Assignment: Bring together all lines from the listing below that contain the string "始终开启移动数据网络".

Given information:
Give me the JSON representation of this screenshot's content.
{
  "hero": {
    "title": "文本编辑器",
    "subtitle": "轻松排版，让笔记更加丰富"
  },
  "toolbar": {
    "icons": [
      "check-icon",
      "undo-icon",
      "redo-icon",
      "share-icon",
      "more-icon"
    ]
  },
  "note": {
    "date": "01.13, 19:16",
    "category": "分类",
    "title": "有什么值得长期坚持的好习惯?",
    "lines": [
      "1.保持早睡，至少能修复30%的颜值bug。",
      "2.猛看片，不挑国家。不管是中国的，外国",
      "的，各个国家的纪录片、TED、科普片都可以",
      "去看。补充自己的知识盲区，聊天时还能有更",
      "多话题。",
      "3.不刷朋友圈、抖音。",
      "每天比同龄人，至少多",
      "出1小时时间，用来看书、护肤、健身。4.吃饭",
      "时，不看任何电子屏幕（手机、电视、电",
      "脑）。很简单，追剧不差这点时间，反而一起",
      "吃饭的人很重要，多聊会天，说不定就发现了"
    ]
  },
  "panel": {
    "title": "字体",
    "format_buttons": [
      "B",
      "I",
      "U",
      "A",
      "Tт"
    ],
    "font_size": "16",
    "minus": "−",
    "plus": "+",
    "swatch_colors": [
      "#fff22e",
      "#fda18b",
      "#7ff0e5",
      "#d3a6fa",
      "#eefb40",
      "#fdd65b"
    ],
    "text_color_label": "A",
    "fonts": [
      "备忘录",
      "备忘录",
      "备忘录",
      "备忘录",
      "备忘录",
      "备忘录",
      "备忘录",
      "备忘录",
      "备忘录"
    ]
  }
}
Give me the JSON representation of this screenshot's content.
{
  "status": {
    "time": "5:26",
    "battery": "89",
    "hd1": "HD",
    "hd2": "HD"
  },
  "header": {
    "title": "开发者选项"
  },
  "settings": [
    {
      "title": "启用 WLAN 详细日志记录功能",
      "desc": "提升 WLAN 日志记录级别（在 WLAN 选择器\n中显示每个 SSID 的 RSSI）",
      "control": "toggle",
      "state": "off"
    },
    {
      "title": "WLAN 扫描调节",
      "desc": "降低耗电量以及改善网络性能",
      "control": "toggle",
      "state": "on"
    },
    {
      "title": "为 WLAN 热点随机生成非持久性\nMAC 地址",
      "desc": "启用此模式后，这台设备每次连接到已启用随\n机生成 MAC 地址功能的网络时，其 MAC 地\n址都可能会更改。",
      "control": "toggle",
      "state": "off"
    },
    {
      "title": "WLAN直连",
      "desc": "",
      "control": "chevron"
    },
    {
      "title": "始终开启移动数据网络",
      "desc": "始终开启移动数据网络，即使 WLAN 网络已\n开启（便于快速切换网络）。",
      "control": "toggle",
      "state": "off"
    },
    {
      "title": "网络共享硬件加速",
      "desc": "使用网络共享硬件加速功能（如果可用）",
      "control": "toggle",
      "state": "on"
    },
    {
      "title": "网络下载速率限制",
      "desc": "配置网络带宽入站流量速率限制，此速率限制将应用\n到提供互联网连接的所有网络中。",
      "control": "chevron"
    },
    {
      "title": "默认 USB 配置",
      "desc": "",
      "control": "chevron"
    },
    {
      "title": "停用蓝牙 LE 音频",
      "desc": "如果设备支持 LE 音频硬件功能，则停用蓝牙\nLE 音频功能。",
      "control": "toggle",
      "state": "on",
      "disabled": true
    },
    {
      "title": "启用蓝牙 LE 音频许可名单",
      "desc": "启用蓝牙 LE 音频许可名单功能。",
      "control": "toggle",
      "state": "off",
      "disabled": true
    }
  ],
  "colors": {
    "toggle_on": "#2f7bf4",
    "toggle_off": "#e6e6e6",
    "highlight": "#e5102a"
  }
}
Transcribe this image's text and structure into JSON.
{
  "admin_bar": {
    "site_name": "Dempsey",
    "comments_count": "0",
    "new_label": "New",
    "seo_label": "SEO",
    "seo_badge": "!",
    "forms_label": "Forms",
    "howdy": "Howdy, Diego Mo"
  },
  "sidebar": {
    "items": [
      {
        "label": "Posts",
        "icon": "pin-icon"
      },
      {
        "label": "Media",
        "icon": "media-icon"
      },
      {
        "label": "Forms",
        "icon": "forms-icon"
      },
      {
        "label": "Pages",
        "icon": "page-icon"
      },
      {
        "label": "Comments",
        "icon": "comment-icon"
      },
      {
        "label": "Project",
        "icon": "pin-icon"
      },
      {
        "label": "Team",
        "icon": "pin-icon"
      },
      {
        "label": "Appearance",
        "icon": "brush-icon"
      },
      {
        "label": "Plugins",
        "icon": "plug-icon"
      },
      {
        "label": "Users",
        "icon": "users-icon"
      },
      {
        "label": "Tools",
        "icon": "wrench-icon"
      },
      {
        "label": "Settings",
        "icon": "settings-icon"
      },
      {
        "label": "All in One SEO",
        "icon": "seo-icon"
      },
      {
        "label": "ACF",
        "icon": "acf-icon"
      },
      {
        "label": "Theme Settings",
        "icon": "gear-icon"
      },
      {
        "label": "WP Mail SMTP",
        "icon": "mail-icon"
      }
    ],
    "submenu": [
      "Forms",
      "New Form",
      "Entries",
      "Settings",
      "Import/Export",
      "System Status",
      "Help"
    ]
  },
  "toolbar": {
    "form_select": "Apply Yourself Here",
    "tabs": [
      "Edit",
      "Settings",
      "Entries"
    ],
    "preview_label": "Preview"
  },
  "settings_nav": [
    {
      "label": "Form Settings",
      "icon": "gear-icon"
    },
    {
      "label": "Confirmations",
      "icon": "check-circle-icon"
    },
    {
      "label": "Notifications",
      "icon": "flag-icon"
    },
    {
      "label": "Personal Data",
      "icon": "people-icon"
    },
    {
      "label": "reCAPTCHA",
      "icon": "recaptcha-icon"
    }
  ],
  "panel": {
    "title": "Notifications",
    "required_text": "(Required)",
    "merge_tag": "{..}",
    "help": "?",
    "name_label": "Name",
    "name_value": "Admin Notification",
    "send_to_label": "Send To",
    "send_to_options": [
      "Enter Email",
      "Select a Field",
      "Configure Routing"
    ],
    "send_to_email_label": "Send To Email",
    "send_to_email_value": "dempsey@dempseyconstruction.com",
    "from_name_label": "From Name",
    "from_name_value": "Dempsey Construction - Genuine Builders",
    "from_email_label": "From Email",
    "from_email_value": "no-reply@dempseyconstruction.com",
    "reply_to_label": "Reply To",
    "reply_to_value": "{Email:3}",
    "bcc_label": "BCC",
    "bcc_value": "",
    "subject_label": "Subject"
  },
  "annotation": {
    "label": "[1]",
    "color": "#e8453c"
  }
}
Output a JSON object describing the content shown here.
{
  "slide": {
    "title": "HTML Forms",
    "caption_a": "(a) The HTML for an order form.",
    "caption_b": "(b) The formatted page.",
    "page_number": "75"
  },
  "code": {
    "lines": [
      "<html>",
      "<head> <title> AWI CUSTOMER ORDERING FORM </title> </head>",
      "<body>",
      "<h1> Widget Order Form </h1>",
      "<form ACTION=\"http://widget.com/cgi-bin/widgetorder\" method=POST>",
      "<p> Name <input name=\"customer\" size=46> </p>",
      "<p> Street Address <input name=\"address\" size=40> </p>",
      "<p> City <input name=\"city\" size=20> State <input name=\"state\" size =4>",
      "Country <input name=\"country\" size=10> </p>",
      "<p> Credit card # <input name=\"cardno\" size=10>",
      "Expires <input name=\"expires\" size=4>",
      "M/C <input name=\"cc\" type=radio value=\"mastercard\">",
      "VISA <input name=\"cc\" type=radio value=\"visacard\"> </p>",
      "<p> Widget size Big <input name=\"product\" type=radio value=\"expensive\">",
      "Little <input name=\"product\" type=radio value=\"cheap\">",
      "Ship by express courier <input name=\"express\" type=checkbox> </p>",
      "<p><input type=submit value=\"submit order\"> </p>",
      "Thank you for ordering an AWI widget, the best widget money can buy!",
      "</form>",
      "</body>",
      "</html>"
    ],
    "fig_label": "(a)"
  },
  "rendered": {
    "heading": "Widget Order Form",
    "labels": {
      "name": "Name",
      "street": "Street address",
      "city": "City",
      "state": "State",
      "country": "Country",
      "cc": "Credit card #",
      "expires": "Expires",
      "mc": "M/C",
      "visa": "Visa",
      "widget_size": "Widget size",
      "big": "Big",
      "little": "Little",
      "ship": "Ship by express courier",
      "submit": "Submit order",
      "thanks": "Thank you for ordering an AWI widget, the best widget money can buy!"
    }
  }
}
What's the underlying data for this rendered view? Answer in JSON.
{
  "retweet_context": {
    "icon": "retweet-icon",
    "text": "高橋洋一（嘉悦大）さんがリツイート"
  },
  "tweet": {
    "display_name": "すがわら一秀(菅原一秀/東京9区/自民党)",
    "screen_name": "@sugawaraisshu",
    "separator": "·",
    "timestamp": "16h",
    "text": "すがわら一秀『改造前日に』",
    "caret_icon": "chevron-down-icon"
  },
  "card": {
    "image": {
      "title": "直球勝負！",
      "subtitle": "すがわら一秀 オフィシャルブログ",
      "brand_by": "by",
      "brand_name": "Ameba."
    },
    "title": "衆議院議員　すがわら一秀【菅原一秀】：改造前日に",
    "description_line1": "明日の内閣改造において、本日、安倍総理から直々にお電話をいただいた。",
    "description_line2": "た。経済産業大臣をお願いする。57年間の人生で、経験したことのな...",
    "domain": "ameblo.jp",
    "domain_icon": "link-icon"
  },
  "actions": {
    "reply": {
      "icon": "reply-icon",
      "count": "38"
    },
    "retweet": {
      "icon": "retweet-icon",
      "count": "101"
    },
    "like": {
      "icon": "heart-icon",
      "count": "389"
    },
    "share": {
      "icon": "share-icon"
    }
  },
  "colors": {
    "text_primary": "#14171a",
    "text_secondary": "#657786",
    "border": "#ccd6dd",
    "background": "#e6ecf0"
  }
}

Answer section:
      "title": "始终开启移动数据网络",
      "desc": "始终开启移动数据网络，即使 WLAN 网络已\n开启（便于快速切换网络）。",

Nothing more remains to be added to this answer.